CINAR, TURKEY – It is not inconsistent to condemn terrorism and at the same time criticise government policies which feed it.
In all the years I was a Middle East analyst there was never any shortage of strange things and inconsistencies. The Israel-Palestine conflict aside (a pox on both their houses!), there is much that goes on that makes one shake one’s head in frustration and incredulity.
Take the Turkish-Kurdish dislike. The Kurds have often been described as the single largest ethnic group (between 25 and 35 million) without a homeland to call their own. The Turkish state has long disavowed the very existence of a separate Kurdish entity, calling these people ‘mountain Turks‘ and outlawing the Kurdish language, as well as forbidding them to wear distinctive Kurdish dress in or near the important administrative cities.
Faced with Turkish unwillingness to even talk, some Kurds have taken up arms to get what they want. There are several terrorist groups, perhaps the most well-known of which is the PKK (the Partiya Karkeren Kurdistan or Kurdistan Workers’ Party, which is a listed terrorist entity in Canada).
These groups have been responsible for some horrendous acts of terrorism.
On this day in 2016
Five people were killed and 39 wounded in a car bomb attack on a police station and adjacent housing for officers in south-eastern Turkey. 14 people were injured in the initial bomb blast while 25 were wounded by the collapse of the building, including five who had been rescued from the rubble by emergency teams.
Every threat directed at Turkey will be punished in kind.Turkish Prime Minister Ahmet Davutoglu
The PKK was suspected in the attack: it was followed up by rocket fire and long-range gunfire. Both police and civilians were wounded but initial reports said all those killed were civilians.

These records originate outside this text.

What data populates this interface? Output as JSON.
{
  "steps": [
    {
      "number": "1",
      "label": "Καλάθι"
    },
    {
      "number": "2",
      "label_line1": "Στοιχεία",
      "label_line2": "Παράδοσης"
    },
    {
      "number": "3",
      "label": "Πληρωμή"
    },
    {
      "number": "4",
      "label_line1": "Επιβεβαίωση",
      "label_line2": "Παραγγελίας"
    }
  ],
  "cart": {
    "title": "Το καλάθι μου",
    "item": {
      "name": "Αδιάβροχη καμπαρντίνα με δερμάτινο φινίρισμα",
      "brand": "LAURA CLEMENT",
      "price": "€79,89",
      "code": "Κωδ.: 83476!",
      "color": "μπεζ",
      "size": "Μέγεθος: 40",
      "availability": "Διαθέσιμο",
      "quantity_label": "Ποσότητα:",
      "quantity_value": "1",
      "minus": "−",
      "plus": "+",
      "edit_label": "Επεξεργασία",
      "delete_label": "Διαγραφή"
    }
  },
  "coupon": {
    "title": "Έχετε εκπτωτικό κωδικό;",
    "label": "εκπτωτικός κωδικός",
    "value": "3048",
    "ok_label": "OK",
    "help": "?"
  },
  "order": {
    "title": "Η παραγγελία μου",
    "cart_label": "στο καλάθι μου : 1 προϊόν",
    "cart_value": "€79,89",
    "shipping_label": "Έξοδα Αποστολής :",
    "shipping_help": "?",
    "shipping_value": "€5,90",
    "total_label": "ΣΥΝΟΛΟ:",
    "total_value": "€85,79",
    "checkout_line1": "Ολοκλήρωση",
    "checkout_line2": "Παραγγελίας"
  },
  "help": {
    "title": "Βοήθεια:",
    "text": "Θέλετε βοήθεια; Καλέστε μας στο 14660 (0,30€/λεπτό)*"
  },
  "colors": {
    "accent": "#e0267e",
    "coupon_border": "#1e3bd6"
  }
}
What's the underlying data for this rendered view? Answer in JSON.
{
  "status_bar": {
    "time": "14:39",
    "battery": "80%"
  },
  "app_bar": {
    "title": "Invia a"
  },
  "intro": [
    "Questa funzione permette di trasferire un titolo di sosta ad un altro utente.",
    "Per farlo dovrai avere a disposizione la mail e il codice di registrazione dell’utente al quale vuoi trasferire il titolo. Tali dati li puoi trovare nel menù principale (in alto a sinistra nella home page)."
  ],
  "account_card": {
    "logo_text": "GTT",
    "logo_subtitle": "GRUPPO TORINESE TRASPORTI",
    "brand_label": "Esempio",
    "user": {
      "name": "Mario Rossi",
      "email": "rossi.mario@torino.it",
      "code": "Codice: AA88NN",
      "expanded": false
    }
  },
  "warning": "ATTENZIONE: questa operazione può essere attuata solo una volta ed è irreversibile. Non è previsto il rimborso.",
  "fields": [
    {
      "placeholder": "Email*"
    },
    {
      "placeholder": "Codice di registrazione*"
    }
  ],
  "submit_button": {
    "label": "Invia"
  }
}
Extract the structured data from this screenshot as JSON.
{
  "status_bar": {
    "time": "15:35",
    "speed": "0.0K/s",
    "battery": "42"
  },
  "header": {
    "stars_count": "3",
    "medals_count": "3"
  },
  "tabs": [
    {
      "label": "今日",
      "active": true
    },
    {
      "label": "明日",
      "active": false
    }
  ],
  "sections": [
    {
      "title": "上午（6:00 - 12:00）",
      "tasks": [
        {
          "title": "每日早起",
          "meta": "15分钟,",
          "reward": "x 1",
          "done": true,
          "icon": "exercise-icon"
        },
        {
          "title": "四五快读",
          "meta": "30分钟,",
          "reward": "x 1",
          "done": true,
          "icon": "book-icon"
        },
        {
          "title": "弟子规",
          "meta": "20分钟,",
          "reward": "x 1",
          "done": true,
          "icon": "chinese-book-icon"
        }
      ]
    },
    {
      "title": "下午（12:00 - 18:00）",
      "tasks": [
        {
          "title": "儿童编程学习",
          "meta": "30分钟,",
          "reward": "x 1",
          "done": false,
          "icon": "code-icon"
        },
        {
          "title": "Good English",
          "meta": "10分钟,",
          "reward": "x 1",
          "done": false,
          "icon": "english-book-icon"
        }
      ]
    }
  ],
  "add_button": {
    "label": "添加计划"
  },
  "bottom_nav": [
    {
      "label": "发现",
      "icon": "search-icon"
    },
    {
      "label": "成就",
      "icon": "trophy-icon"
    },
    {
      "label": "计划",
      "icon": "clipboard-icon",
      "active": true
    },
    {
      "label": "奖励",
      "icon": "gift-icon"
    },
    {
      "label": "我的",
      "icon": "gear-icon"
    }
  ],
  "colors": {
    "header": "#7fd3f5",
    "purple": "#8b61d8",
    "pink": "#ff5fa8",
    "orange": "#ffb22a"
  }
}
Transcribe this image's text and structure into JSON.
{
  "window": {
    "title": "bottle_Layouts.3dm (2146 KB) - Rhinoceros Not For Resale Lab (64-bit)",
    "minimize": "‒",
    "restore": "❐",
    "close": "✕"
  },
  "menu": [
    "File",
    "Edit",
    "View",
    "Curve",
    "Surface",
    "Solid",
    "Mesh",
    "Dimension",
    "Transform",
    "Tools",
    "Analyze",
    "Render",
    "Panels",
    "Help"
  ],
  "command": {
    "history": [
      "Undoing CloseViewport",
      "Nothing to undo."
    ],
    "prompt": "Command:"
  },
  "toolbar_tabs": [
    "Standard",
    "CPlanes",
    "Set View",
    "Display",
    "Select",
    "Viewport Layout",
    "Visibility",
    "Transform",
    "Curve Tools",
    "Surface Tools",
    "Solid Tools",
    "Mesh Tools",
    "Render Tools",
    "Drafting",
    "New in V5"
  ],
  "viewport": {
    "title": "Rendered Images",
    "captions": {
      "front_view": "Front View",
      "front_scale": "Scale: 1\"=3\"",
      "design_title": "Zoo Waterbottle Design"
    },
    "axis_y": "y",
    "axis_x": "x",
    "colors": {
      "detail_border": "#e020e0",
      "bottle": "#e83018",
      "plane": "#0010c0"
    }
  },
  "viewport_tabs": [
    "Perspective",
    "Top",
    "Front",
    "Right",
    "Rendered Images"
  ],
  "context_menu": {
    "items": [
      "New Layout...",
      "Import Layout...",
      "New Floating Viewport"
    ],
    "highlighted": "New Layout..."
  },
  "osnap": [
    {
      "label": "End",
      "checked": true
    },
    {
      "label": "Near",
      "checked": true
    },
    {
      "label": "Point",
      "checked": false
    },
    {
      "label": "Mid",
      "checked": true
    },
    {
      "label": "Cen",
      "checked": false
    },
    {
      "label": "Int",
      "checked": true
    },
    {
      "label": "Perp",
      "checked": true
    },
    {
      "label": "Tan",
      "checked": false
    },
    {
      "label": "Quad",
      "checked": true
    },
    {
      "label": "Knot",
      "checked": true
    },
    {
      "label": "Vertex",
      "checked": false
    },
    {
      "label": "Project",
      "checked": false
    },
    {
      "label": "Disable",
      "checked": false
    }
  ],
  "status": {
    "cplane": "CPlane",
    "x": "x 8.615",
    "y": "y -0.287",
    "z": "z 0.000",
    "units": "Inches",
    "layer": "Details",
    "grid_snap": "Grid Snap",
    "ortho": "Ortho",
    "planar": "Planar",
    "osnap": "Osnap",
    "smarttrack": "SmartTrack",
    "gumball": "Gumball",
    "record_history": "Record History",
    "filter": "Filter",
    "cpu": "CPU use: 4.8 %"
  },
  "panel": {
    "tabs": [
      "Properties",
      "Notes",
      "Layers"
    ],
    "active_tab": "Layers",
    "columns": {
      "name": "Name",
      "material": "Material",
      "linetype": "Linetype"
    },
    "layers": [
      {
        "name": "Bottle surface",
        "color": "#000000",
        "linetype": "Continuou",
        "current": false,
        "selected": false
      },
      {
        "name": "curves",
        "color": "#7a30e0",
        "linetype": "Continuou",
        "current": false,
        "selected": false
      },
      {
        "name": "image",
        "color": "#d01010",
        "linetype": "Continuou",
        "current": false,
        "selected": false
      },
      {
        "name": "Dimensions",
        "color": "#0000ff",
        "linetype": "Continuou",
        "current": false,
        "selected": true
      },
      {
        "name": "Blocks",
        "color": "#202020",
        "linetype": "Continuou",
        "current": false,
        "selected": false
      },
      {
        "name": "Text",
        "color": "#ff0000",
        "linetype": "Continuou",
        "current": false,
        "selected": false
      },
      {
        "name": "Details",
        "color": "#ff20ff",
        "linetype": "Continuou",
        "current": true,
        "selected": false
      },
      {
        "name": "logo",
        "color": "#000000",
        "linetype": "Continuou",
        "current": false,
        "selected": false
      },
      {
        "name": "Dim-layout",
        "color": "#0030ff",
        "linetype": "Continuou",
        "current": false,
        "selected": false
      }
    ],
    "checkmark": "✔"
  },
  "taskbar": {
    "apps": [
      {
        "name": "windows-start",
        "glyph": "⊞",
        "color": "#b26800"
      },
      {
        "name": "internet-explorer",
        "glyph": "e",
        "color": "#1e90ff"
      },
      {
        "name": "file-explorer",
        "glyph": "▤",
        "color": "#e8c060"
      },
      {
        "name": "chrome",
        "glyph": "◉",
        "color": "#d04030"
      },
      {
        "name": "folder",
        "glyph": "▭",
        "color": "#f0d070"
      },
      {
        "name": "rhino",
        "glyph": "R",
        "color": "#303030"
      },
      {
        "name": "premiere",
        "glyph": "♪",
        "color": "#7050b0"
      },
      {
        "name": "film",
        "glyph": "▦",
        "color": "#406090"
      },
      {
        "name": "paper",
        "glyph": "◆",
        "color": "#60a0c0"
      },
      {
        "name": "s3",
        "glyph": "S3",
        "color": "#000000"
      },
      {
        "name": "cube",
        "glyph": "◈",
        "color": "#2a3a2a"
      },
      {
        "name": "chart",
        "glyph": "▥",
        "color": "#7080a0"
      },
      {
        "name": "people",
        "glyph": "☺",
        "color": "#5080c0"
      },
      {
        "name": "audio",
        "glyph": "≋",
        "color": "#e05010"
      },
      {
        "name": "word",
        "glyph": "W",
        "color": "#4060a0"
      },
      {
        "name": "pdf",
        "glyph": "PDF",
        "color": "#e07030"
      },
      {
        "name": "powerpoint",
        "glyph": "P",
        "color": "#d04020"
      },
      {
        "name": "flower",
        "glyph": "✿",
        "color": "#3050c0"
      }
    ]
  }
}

Acts of this nature must be condemned as should all acts of terrorism. Still, Turkey has a lot to learn about how to treat its own Kurdish population and should eject this belief that the Kurds are ‘mountain Turks’.